**DATA:**
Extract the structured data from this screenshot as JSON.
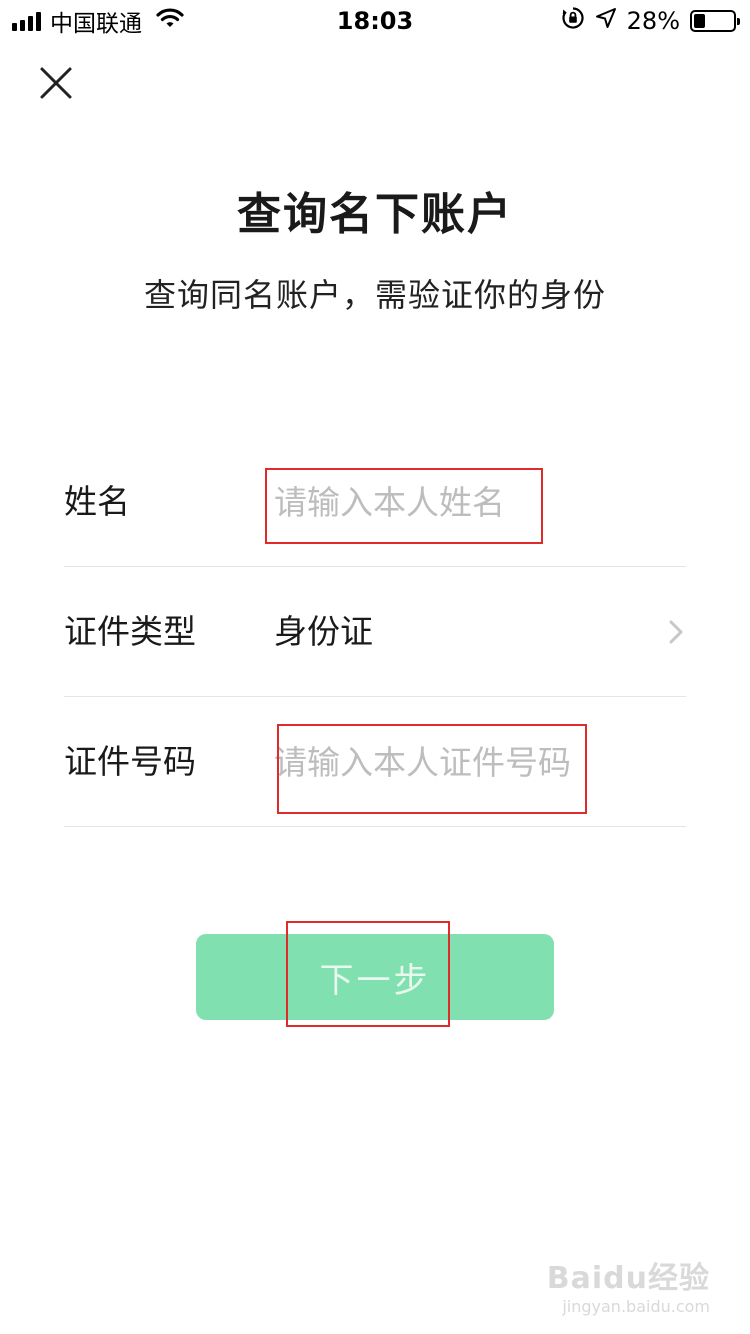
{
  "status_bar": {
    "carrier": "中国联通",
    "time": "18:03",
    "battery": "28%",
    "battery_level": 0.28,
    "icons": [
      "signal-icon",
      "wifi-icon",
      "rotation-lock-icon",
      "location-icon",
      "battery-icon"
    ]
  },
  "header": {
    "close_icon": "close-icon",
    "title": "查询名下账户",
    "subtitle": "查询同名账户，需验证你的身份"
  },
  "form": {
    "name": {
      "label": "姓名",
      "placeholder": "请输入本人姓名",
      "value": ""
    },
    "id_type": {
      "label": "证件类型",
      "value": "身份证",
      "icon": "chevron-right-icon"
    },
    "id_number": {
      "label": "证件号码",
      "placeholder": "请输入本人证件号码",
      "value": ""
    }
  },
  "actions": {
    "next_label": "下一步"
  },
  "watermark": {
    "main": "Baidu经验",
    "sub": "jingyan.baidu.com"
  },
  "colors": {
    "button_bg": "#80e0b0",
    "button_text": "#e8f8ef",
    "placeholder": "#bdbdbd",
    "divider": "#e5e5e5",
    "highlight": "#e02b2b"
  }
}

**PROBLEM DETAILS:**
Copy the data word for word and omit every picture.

**WRITTEN REPLY:**
Extract the structured data from this screenshot as JSON.
{
  "status_bar": {
    "carrier": "中国联通",
    "time": "18:03",
    "battery": "28%",
    "battery_level": 0.28,
    "icons": [
      "signal-icon",
      "wifi-icon",
      "rotation-lock-icon",
      "location-icon",
      "battery-icon"
    ]
  },
  "header": {
    "close_icon": "close-icon",
    "title": "查询名下账户",
    "subtitle": "查询同名账户，需验证你的身份"
  },
  "form": {
    "name": {
      "label": "姓名",
      "placeholder": "请输入本人姓名",
      "value": ""
    },
    "id_type": {
      "label": "证件类型",
      "value": "身份证",
      "icon": "chevron-right-icon"
    },
    "id_number": {
      "label": "证件号码",
      "placeholder": "请输入本人证件号码",
      "value": ""
    }
  },
  "actions": {
    "next_label": "下一步"
  },
  "watermark": {
    "main": "Baidu经验",
    "sub": "jingyan.baidu.com"
  },
  "colors": {
    "button_bg": "#80e0b0",
    "button_text": "#e8f8ef",
    "placeholder": "#bdbdbd",
    "divider": "#e5e5e5",
    "highlight": "#e02b2b"
  }
}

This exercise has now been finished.